[Provided records]
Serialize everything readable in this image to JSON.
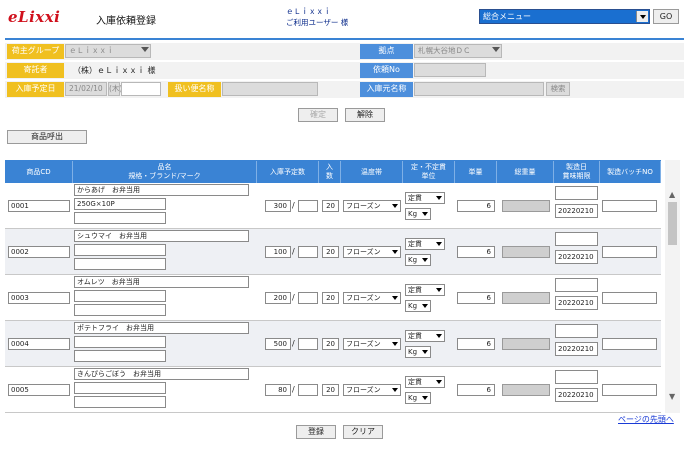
{
  "header": {
    "logo": "eLixxi",
    "page_title": "入庫依頼登録",
    "user_company": "ｅＬｉｘｘｉ",
    "user_label": "ご利用ユーザー 様",
    "menu_select": "総合メニュー",
    "go_label": "GO"
  },
  "form": {
    "shipper_group_label": "荷主グループ",
    "shipper_group_value": "ｅＬｉｘｘｉ",
    "depositor_label": "寄託者",
    "depositor_value": "（株）ｅＬｉｘｘｉ 様",
    "arrival_date_label": "入庫予定日",
    "arrival_date_value": "21/02/10",
    "arrival_date_day": "(木)",
    "consignor_label": "扱い便名称",
    "base_label": "拠点",
    "base_value": "札幌大谷地ＤＣ",
    "request_no_label": "依頼No",
    "source_label": "入庫元名称",
    "search_label": "検索",
    "confirm_label": "確定",
    "release_label": "解除",
    "product_call_label": "商品呼出"
  },
  "table": {
    "headers": {
      "code": "商品CD",
      "name_l1": "品名",
      "name_l2": "規格・ブランド/マーク",
      "qty": "入庫予定数",
      "case_l1": "入",
      "case_l2": "数",
      "temp": "温度帯",
      "unit_l1": "定・不定貫",
      "unit_l2": "単位",
      "price": "単量",
      "total": "総重量",
      "date_l1": "製造日",
      "date_l2": "賞味期限",
      "batch": "製造バッチNO"
    },
    "rows": [
      {
        "code": "0001",
        "name": "からあげ　お弁当用",
        "spec": "250G×10P",
        "qty": "300",
        "case": "20",
        "temp": "フローズン",
        "unit": "定貫",
        "uom": "Kg",
        "price": "6",
        "date": "20220210"
      },
      {
        "code": "0002",
        "name": "シュウマイ　お弁当用",
        "spec": "",
        "qty": "100",
        "case": "20",
        "temp": "フローズン",
        "unit": "定貫",
        "uom": "Kg",
        "price": "6",
        "date": "20220210"
      },
      {
        "code": "0003",
        "name": "オムレツ　お弁当用",
        "spec": "",
        "qty": "200",
        "case": "20",
        "temp": "フローズン",
        "unit": "定貫",
        "uom": "Kg",
        "price": "6",
        "date": "20220210"
      },
      {
        "code": "0004",
        "name": "ポテトフライ　お弁当用",
        "spec": "",
        "qty": "500",
        "case": "20",
        "temp": "フローズン",
        "unit": "定貫",
        "uom": "Kg",
        "price": "6",
        "date": "20220210"
      },
      {
        "code": "0005",
        "name": "きんぴらごぼう　お弁当用",
        "spec": "",
        "qty": "80",
        "case": "20",
        "temp": "フローズン",
        "unit": "定貫",
        "uom": "Kg",
        "price": "6",
        "date": "20220210"
      }
    ]
  },
  "footer": {
    "register_label": "登録",
    "clear_label": "クリア",
    "page_top_link": "ページの先頭へ"
  },
  "colors": {
    "accent_blue": "#3a83d4",
    "label_yellow": "#f0c020",
    "logo_red": "#d0101c"
  }
}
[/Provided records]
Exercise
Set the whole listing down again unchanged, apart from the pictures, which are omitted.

Solution to the exercise
Serialize everything readable in this image to JSON.
{
  "header": {
    "logo": "eLixxi",
    "page_title": "入庫依頼登録",
    "user_company": "ｅＬｉｘｘｉ",
    "user_label": "ご利用ユーザー 様",
    "menu_select": "総合メニュー",
    "go_label": "GO"
  },
  "form": {
    "shipper_group_label": "荷主グループ",
    "shipper_group_value": "ｅＬｉｘｘｉ",
    "depositor_label": "寄託者",
    "depositor_value": "（株）ｅＬｉｘｘｉ 様",
    "arrival_date_label": "入庫予定日",
    "arrival_date_value": "21/02/10",
    "arrival_date_day": "(木)",
    "consignor_label": "扱い便名称",
    "base_label": "拠点",
    "base_value": "札幌大谷地ＤＣ",
    "request_no_label": "依頼No",
    "source_label": "入庫元名称",
    "search_label": "検索",
    "confirm_label": "確定",
    "release_label": "解除",
    "product_call_label": "商品呼出"
  },
  "table": {
    "headers": {
      "code": "商品CD",
      "name_l1": "品名",
      "name_l2": "規格・ブランド/マーク",
      "qty": "入庫予定数",
      "case_l1": "入",
      "case_l2": "数",
      "temp": "温度帯",
      "unit_l1": "定・不定貫",
      "unit_l2": "単位",
      "price": "単量",
      "total": "総重量",
      "date_l1": "製造日",
      "date_l2": "賞味期限",
      "batch": "製造バッチNO"
    },
    "rows": [
      {
        "code": "0001",
        "name": "からあげ　お弁当用",
        "spec": "250G×10P",
        "qty": "300",
        "case": "20",
        "temp": "フローズン",
        "unit": "定貫",
        "uom": "Kg",
        "price": "6",
        "date": "20220210"
      },
      {
        "code": "0002",
        "name": "シュウマイ　お弁当用",
        "spec": "",
        "qty": "100",
        "case": "20",
        "temp": "フローズン",
        "unit": "定貫",
        "uom": "Kg",
        "price": "6",
        "date": "20220210"
      },
      {
        "code": "0003",
        "name": "オムレツ　お弁当用",
        "spec": "",
        "qty": "200",
        "case": "20",
        "temp": "フローズン",
        "unit": "定貫",
        "uom": "Kg",
        "price": "6",
        "date": "20220210"
      },
      {
        "code": "0004",
        "name": "ポテトフライ　お弁当用",
        "spec": "",
        "qty": "500",
        "case": "20",
        "temp": "フローズン",
        "unit": "定貫",
        "uom": "Kg",
        "price": "6",
        "date": "20220210"
      },
      {
        "code": "0005",
        "name": "きんぴらごぼう　お弁当用",
        "spec": "",
        "qty": "80",
        "case": "20",
        "temp": "フローズン",
        "unit": "定貫",
        "uom": "Kg",
        "price": "6",
        "date": "20220210"
      }
    ]
  },
  "footer": {
    "register_label": "登録",
    "clear_label": "クリア",
    "page_top_link": "ページの先頭へ"
  },
  "colors": {
    "accent_blue": "#3a83d4",
    "label_yellow": "#f0c020",
    "logo_red": "#d0101c"
  }
}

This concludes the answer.